Samsung confirms Toshiba is trying to sell DRAM biz
Sale one way to pay for 17,000 job cuts
Toshiba must undergo a "drastic restructuring" the company's president, Tadashi Okamura, warned on Monday as the company announced it would sack around 17,000 of its staff - 12 per cent of the workforce - around the world, although the bulk of the cuts will be made in Japan.
Part of the programme involves the amputation of the company's memory business. Yesterday, Okamura raised the possibility of an Infineon-style spin off plan. During the day, Infineon itself said the two companies were discussing possible avenues of co-operation. Today, Samsung claimed it had been offered Toshiba's chip business for sale.
At the root of Toshiba's problems is the worldwide slump in chip sales. Some observers expect them to recover during the remaining months of 2001, but Toshiba takes a different view: it "won't recover in a short time", said Okamura . "We expect that it will take until 2003 for the IT industry to complete all necessary reorganisation."
"We expected that economy will start to recover in the second half, but now we can not expect it because of the drastic economic slowdown in the US started late last year and in the other parts of the world," he added. "We cannot expect the recovery in the second half as well."
You can understand the company's gloom.
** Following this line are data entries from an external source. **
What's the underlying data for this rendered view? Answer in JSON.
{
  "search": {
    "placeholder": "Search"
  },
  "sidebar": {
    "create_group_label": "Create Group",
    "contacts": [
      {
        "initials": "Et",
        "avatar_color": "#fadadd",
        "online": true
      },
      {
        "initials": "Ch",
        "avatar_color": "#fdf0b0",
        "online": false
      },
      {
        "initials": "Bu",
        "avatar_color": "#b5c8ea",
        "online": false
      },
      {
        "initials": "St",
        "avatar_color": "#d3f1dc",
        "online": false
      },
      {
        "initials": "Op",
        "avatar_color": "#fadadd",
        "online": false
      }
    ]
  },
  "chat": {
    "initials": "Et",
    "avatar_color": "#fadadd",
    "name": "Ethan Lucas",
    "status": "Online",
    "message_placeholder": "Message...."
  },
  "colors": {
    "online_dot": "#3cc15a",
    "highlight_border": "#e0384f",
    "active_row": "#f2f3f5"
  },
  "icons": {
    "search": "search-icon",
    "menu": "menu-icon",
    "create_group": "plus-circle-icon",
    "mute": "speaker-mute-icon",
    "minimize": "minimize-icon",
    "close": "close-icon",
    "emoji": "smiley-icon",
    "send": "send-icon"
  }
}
As a result of the downturn, Toshiba now expects to record a loss of ¥80 billion ($667 million) on sales of ¥2650 billion ($22 billion) for the first half of the year. Previously it had anticipated make a profit.
For the year as a whole, it will just break even (it originally expected earnings of ¥200 billion) on sales of ¥5750 billion (down from its previous forecast of ¥6440 billion).
Toshiba reckons its electronic device and component division will lose ¥120 billion for the full fiscal year. Semiconductors will lose ¥94 billion and discrete components will be down ¥26 billion.
The restructuring charge is expected to total ¥120 billion. A cost reduction programme and a business review is expected to yield some savings, however.
So too will the sale of its memory business. On Monday, the company wouldn't comment on claims that it was talking to Samsung and Infineon, stressing it doesn't want to name names. Infineon, however, went on record to say the two companies were discussing ways they could co-operate over DRAM production.
And this morning, a Samsung spokesman told Reuters "we have recently received the takeover offer from Toshiba [and] as far as I know, Toshiba is contacting several ranking DRAM makers around the globe".
Toshiba had already said it planned to shut at least one memory plant, temporarily, to help limit the deluge of memory parts that has driven prices so low, but clearly the company feels that is too little, too late. Worse, it's unitlateral. Any serious attempt to limit production must be conducted with the co-operation of other manufacturers. Taiwan's memory makers have agreed production limits, but together they account for only 15 per cent of memory sales. Few of the large players seem willing to make cuts unless they're forced too. Calls from some memory companies, believed to include Micron and Infineon, have failed to come to anything.
Indeed, the mood seems too predatory for co-operation. You can almost sense the stronger players sitting tight, waiting for weaker rivals to collapse. Debt-laden Hynix was expected to be the first.
Only the largest players, like Infineon and Samsung, can afford to buy Toshiba's memory business, but even they may decide it's too expensive, given the company controls less then ten per cent of the market. ®